Try it:
Work through the records that follow and return each line containing the word "icon".

* * *

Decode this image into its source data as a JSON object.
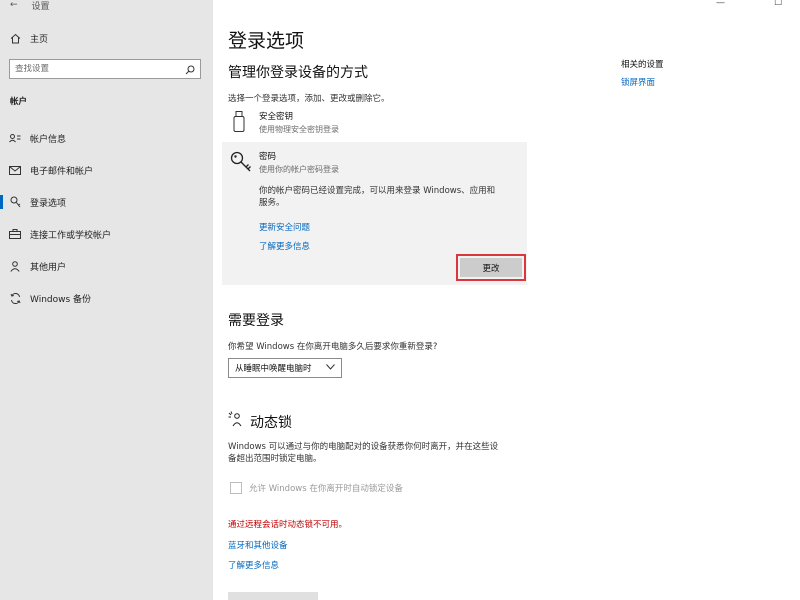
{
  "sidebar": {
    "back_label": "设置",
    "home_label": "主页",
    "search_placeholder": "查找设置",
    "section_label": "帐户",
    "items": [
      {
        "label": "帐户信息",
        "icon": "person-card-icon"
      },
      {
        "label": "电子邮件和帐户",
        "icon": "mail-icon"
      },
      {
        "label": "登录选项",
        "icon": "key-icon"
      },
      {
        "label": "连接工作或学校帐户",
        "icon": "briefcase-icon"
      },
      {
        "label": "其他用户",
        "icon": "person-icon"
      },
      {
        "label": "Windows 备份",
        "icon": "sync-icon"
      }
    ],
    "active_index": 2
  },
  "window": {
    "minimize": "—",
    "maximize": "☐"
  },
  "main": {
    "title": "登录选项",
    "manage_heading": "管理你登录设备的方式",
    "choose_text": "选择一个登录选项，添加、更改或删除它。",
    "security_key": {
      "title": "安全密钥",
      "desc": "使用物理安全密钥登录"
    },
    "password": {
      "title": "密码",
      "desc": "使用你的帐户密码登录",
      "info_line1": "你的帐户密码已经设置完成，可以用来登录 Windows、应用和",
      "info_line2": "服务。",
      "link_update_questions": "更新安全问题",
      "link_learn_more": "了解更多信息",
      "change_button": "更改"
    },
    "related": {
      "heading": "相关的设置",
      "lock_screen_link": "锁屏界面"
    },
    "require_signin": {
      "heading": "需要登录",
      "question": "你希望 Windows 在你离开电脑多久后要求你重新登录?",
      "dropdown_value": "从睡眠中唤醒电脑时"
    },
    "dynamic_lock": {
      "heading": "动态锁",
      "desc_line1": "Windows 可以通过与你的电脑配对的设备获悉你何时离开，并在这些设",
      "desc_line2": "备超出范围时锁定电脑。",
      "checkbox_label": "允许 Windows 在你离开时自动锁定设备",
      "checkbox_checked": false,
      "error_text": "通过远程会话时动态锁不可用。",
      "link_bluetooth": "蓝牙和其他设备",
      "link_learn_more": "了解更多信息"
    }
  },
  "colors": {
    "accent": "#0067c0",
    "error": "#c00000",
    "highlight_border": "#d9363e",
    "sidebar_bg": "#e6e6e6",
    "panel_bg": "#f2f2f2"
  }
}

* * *

Written answer:
        "icon": "person-card-icon"
        "icon": "mail-icon"
        "icon": "key-icon"
        "icon": "briefcase-icon"
        "icon": "person-icon"
        "icon": "sync-icon"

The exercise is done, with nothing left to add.